COVID-19 Isolation and quarantine times for students and staff within Hawaiʻi public schools was reduced to five days for those who meet certain conditions, state officials announced Tuesday, Jan. 11.
The Hawai‘i Department of Health updated interim COVID-19 guidance for K-12 schools to closely aligns with new guidance for schools issued by the Centers for Disease Control and Prevention.
Cick here for details on updated guidance.
During a press conference Tuesday, DOH and Hawaiʻi Department of Education’s interim superintendent Keith Hayashi spoke to reporters via Zoom regarding the updated regulations. State epidemiologist Sarah Kemble said the new guidance helps to minimize loss of learning days while continuing to prioritize safety on school campuses through multiple mitigation strategies.
Strategies include mandatory mask-wearing, staying home while sick, social distancing and handwashing.
“The new reduced isolation and quarantine guidance support our efforts to continue to prioritize in-person learning while upholding safety protocols in our schools,” Hayashi said.
Hayashi told reporters he was proud that more than 90% of HIDOE employees are vaccinated.
“We also continue to support efforts to make vaccinations accessible in our schools along with COVID testing opportunities,” he said. “This week, we began coordinating booster shots at schools.”
As COVID-19 cases spiked over the past few weeks with the onset of the Omicron variant, Hayashi said the HIDOE continues to monitor teacher absences statewide. As of Tuesday, 12% of the teacher workforce was out.
“Approximately half are sick and half are out for other reasons like vacation, family leave, personal leave and vacant positions,” Hayashi said.
Following winter break, students and educators returned to school on Jan. 4. During the first day back in the classroom, Hayashi reported 1,600 teachers called out statewide. Preliminary numbers for this week show teacher absences slightly improved.
While some schools are seeing a drop in student attendance, Hayashi said preliminary data shows most of Hawaiʻi’s schools are holding steady, or in some cases, seeing a boost in student attendance this week compared to last week.
Kemble said there is an abundance of evidence that shows schools are the safest place for kids to be due to the mitigation efforts that have been put into place.
“COVID-19 is less likely to be transmitted in schools than in most community settings,” she said, adding DOH knows this to be true locally because of the school testing programs.
“Our percent positivity rates in our school testing programs have been consistently lower than what we’re seeing in the surrounding communities,” Kemble said. “While schools are certainly impacted by the Omicron variant, it still shows we have tools in place that can prevent transmission in school settings.
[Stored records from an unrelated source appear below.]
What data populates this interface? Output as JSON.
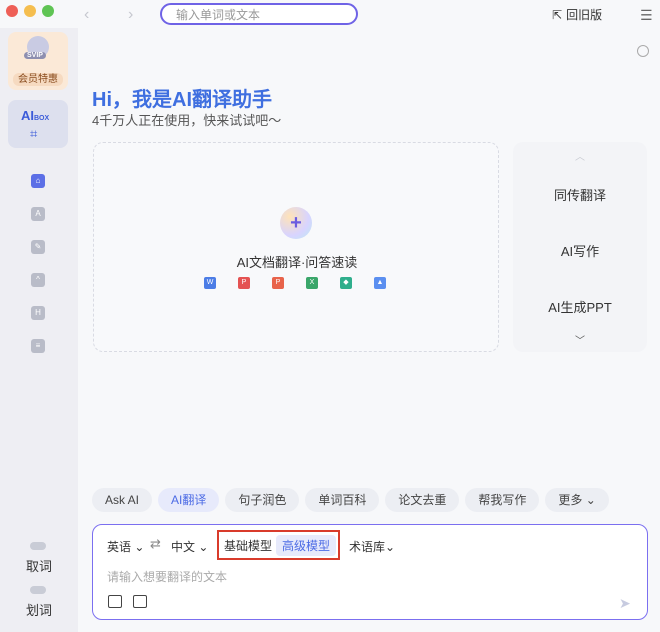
{
  "window": {
    "search_placeholder": "输入单词或文本",
    "old_version_label": "回旧版"
  },
  "sidebar": {
    "vip_badge": "SVIP",
    "vip_text": "会员特惠",
    "aibox_label": "AI",
    "aibox_sub": "BOX",
    "bottom_items": [
      {
        "label": "取词"
      },
      {
        "label": "划词"
      }
    ]
  },
  "main": {
    "greeting": "Hi，我是AI翻译助手",
    "subtitle": "4千万人正在使用，快来试试吧～",
    "upload": {
      "title": "AI文档翻译·问答速读",
      "formats": [
        "word-icon",
        "pdf-icon",
        "ppt-icon",
        "excel-icon",
        "webpage-icon",
        "image-icon"
      ]
    },
    "side_panel": {
      "items": [
        "同传翻译",
        "AI写作",
        "AI生成PPT"
      ]
    },
    "chips": [
      "Ask AI",
      "AI翻译",
      "句子润色",
      "单词百科",
      "论文去重",
      "帮我写作",
      "更多"
    ],
    "active_chip": 1,
    "input": {
      "source_lang": "英语",
      "target_lang": "中文",
      "models": [
        "基础模型",
        "高级模型"
      ],
      "active_model": 1,
      "terms": "术语库",
      "placeholder": "请输入想要翻译的文本"
    }
  },
  "colors": {
    "accent": "#5c6fe6",
    "highlight_box": "#d93b2b",
    "greeting": "#3f6fe0"
  }
}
When you have layered mitigation, it makes a big difference.”
School administrators and non-teaching staff are assisting in addressing the need for substitutes. Due to multiple teachers out, without substitute teacher coverage, Hayashi said there have been instances where students are supervised in the cafeteria or gym if there’s no teacher available for any one of their periods.
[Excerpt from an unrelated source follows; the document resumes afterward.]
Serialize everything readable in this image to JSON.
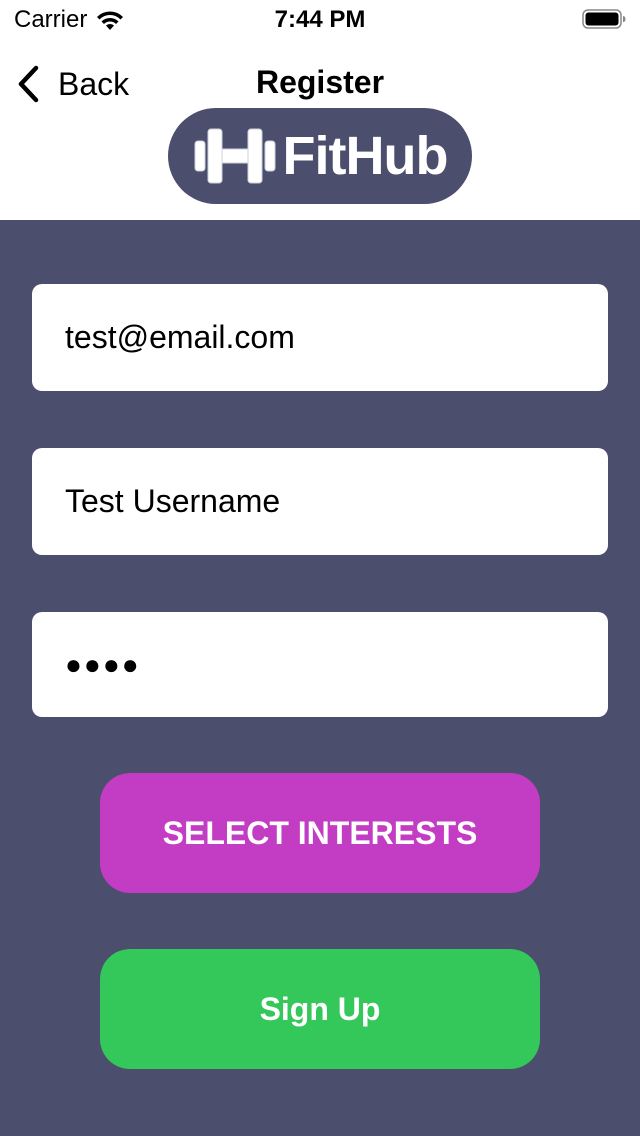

“For the majority of the school day, students are in the classroom and instruction is being provided,” the interim superintendent said. “Non-teacher staff from the complex area have also been deployed to help with the coverage and state office personnel are standing by to help.”
In circumstances where students had to go to the cafeteria, Hayashi said, there are different strategies used to ensure kids are still learning. Strategies include sustained silent reading. Also, he added, if students aren’t able to be in the classroom, this setting provides an opportunity to do work online other teachers may have assigned and be engaged in self-directed learning.
Kemble said the interim guidance is specific to isolation and quarantine.
“We’d like to go through and integrate this into the rest of our school guidance as a whole,” Kemble said. “We don’t anticipate major changes to mitigation strategies.”
The DOH plans to meet with school partners and update guidance.
Kemble said the DOH has heard from schools interested in a test-to-stay program. According to national trends, she said it looks promising for helping as another layer of mitigation.
Kemble said this discussion is still an evolving situation but “we’re open to discussions on this program with those interested schools.”